### Exercise details:
Take each line from the entries that holds "Recordsfinder" and copy it out.

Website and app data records
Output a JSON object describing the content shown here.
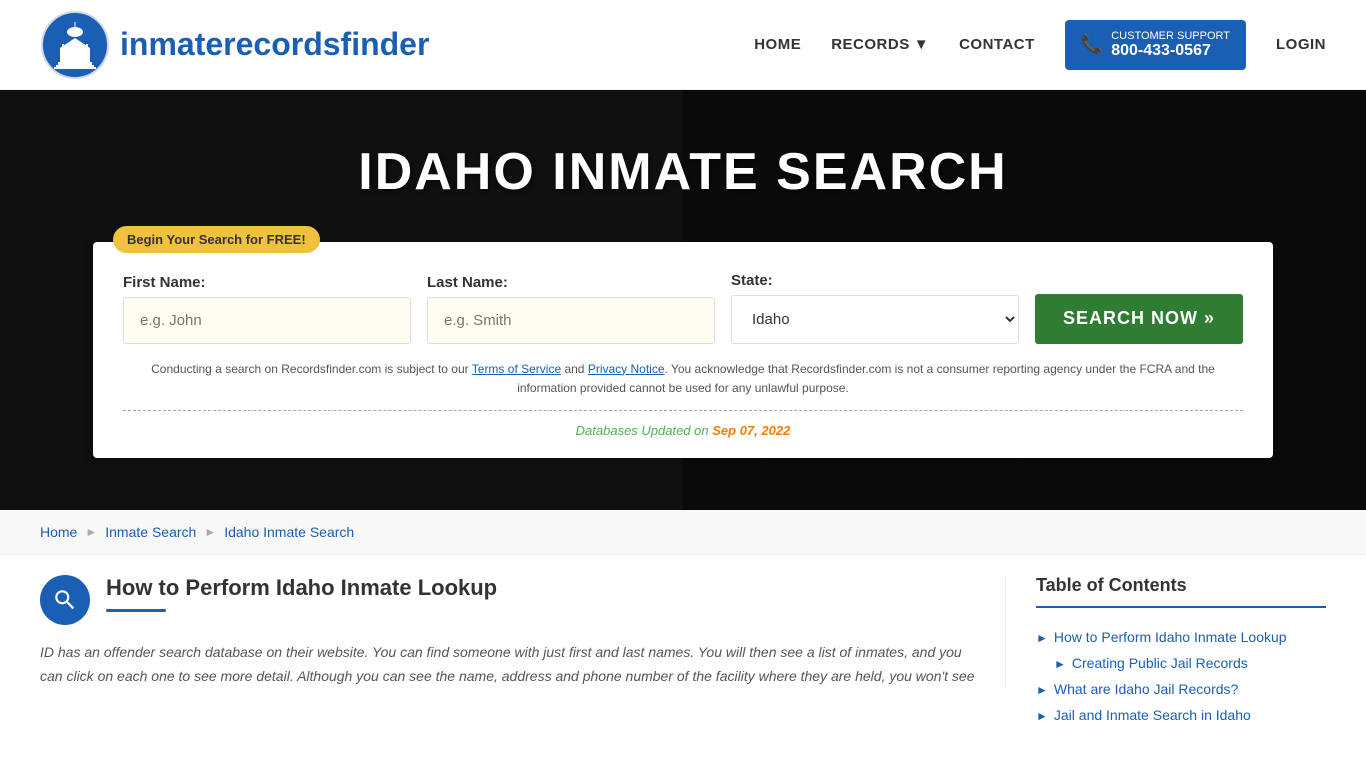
{
  "header": {
    "logo_text_regular": "inmaterecords",
    "logo_text_bold": "finder",
    "nav": {
      "home_label": "HOME",
      "records_label": "RECORDS",
      "contact_label": "CONTACT",
      "support_label": "CUSTOMER SUPPORT",
      "support_number": "800-433-0567",
      "login_label": "LOGIN"
    }
  },
  "hero": {
    "title": "IDAHO INMATE SEARCH",
    "free_badge": "Begin Your Search for FREE!",
    "form": {
      "first_name_label": "First Name:",
      "first_name_placeholder": "e.g. John",
      "last_name_label": "Last Name:",
      "last_name_placeholder": "e.g. Smith",
      "state_label": "State:",
      "state_value": "Idaho",
      "search_button": "SEARCH NOW »"
    },
    "disclaimer": {
      "text1": "Conducting a search on Recordsfinder.com is subject to our ",
      "tos": "Terms of Service",
      "text2": " and ",
      "privacy": "Privacy Notice",
      "text3": ". You acknowledge that Recordsfinder.com is not a consumer reporting agency under the FCRA and the information provided cannot be used for any unlawful purpose."
    },
    "db_label": "Databases Updated on",
    "db_date": "Sep 07, 2022"
  },
  "breadcrumb": {
    "home": "Home",
    "inmate_search": "Inmate Search",
    "current": "Idaho Inmate Search"
  },
  "article": {
    "title": "How to Perform Idaho Inmate Lookup",
    "body": "ID has an offender search database on their website. You can find someone with just first and last names. You will then see a list of inmates, and you can click on each one to see more detail. Although you can see the name, address and phone number of the facility where they are held, you won't see"
  },
  "toc": {
    "title": "Table of Contents",
    "items": [
      {
        "label": "How to Perform Idaho Inmate Lookup",
        "sub": false
      },
      {
        "label": "Creating Public Jail Records",
        "sub": true
      },
      {
        "label": "What are Idaho Jail Records?",
        "sub": false
      },
      {
        "label": "Jail and Inmate Search in Idaho",
        "sub": false
      }
    ]
  }
}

### Finished task:
      "text1": "Conducting a search on Recordsfinder.com is subject to our ",
      "text3": ". You acknowledge that Recordsfinder.com is not a consumer reporting agency under the FCRA and the information provided cannot be used for any unlawful purpose."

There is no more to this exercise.